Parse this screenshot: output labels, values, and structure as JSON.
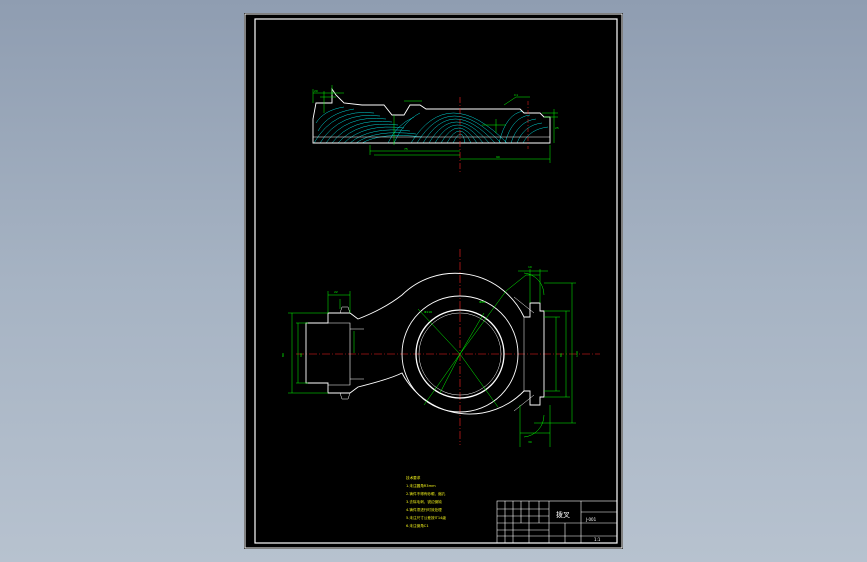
{
  "drawing": {
    "notes_heading": "技术要求",
    "notes": [
      "1.未注圆角R3mm",
      "2.铸件不得有砂眼、缩孔",
      "3.去除毛刺，锐边倒钝",
      "4.铸件须进行时效处理",
      "5.未注尺寸公差按IT14级",
      "6.未注倒角C1"
    ],
    "title_block": {
      "part_name": "拨叉",
      "drawing_no": "J-001",
      "scale": "1:1"
    }
  },
  "colors": {
    "background": "#a3b0c0",
    "sheet": "#000000",
    "outline": "#ffffff",
    "dimension": "#00ff00",
    "centerline": "#ff2020",
    "hatch": "#00e0e0",
    "notes": "#f2f21a"
  }
}
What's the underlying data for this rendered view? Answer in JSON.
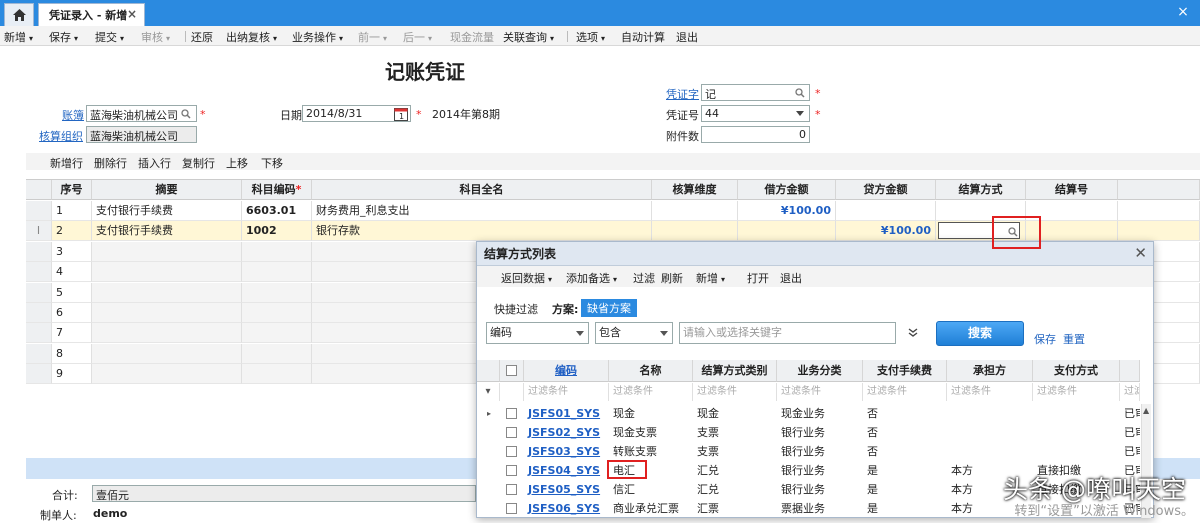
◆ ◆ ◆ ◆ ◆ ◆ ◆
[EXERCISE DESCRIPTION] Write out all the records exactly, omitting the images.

[ANSWER FOR THIS EXERCISE]
Parse this screenshot: output labels, values, and structure as JSON.
{
  "drawing": {
    "notes_heading": "技术要求",
    "notes": [
      "1.未注圆角R3mm",
      "2.铸件不得有砂眼、缩孔",
      "3.去除毛刺，锐边倒钝",
      "4.铸件须进行时效处理",
      "5.未注尺寸公差按IT14级",
      "6.未注倒角C1"
    ],
    "title_block": {
      "part_name": "拨叉",
      "drawing_no": "J-001",
      "scale": "1:1"
    }
  },
  "colors": {
    "background": "#a3b0c0",
    "sheet": "#000000",
    "outline": "#ffffff",
    "dimension": "#00ff00",
    "centerline": "#ff2020",
    "hatch": "#00e0e0",
    "notes": "#f2f21a"
  }
}
What's the underlying data for this rendered view? Answer in JSON.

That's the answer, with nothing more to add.